It does not require millions of naira anymore for a Nigerian family faced with infertility to travel abroad and achieve pregnancy. This cost has rather reduced to as low as N500, 000, according to BusinessDay findings.
This cost stops at planting a fertilised egg in the womb, and often only 25 percent of this effort results to actual pregnancy. This means that you may have to pay another N500, 000 (may be, with some discounts), if pregnancy fails to result from this expensive venture, according to BusinessDay investigations.
To even bring the cost lower to the range of the poor, one of the foremost clinics pioneering decent practices in In-Vitro Fertilisation (IVF) techniques, the Bridge Clinic, is building collaborative networks with state governments and organisations to help subsidise the cost to as low as N300,000.

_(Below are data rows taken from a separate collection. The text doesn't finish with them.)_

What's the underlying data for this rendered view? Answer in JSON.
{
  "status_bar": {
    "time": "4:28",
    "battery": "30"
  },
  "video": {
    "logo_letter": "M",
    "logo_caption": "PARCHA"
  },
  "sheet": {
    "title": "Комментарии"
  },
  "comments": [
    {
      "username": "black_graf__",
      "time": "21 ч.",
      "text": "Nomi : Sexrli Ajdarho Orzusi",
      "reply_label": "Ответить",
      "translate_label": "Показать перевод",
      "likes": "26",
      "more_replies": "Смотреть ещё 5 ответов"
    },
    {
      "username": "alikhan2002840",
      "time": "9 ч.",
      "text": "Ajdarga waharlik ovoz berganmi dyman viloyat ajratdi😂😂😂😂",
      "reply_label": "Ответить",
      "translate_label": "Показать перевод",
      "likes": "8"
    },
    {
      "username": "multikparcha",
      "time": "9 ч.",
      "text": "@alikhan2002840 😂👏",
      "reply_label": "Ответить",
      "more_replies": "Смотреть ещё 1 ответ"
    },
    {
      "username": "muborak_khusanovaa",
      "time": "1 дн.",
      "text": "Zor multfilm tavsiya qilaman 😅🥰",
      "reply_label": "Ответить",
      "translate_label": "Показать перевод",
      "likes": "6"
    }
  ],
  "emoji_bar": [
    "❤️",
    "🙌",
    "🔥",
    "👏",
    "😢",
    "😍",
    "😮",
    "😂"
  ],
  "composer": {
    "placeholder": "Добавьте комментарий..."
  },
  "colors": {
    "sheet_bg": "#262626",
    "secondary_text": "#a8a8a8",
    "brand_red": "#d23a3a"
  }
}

Bridge Clinic operators are, however, worried that due to lack of any kind of regulation in the IVF practice in Nigeria , incompetent and unethical methods have crept into the scene, ‘just for the money.’
Before now, affected Nigerian families flocked abroad to achieve pregnancy to get a baby for whatever amount, and that was how Richardson Adedayo Ajayi, a Nigerian medical (IVF) expert then in London met desperate Nigerian mothers and decided to bring the technology home to help out. Now, mothers can get their dream pregnancies at very cheap financial costs. So far, 1252 babies have come to the world in Nigeria through this method at the Bridge Clinic headed by Ajayi with the close technical support of the likes of Peter Hollands (the renowned scientists who was part of the first IVF baby, Louise Brown) and Louise Crowe, a nursing services expert with many years of clinical and administrative practice.
The major breakthrough, perhaps, in the IVF research in Nigeria , according to Ajayi, who stormed the Garden City to continue his fight against unethical intrusion in the IVF world, is the message that infertility cannot be a spiritual problem but purely a medical case. Any of four problems can hinder a woman from achieving pregnancy- problems with the egg, the sperm, the tube or the uterus. “I have not seen any infertility case that did not touch any of the above four,” Ajayi said.
Insisting that IVF practitioners do not make life, Ajayi said medical experts merely intervene to help the interaction of the four parts mentioned above to produce pregnancy and help raise a baby, and warned that infection (some caused by bad abortion) was a major cause of tube-blocking. He explained how fibroids destroy the uterus and stop pregnancies.
Despite the intimidating fees, the chief clinical director said not more than 25 per cent of attempts would result in pregnancy, whether by natural means or by IVF. “We do our best but only God allows the fertilisation to occur, whether in the bedroom or in the laboratory.”
Many African countries now look up to the Bridge Clinic for babies and even Europeans flock to the Bridge to achieve pregnancies. Ajayi said this was due to the certification his clinic got from the International Standards Organisation (ISO) and other international bodies on a yearly renewal basis.
This allows the Bridge to carry out works in intra-cytoplasmic sperm injection (ICSI), surgical sperm collection (SSC), ovum (egg) donation, Embryo Freezing, Semen Freezing, etc, sperm storage, family balancing, IVF surgery, donor sperm services, etc, which seem to justify the cost profile. In all these, Ajayi said the Bridge Clinic posed huge clinical advantage due to international collaboration, experience, high-tech prowess, and high ethical insistence.
In Port Harcourt , the rate of success has been high, he disclosed. The expert attributed this to early attention, saying most pregnancy seekers in the region seek early medical (IVF) intervention instead of going to wrong places where issues would be complicated before resorting to medical intervention, now with higher costs and higher failure rates.
On why many Nigerian IVF pregnancies lead to multiple babies, the expert said many doctors insert up to seven fertilised eggs instead of recommended maximum two. “They are eager to achieve results and so they resort to unethical methods,” he said.
Ajayi is carrying his campaign for ethical IVF practice in Nigeria and a strong call for regulation to all parts of Nigeria . His group may be drafting a memorandum that helps craft a legislation, as he said the lack of regulation had brought absence of trust in IVF practice in Nigeria , and eventual capital flight. “Most civilised people do not accept anything that does not have a seal of regulatory certification, and what they do is to travel to where such seals exist. This is why we insist on a regulated IVF environment,” he declared in Port Harcourt where he held sessions with various stakeholders in the field, including journalists and medical doctors.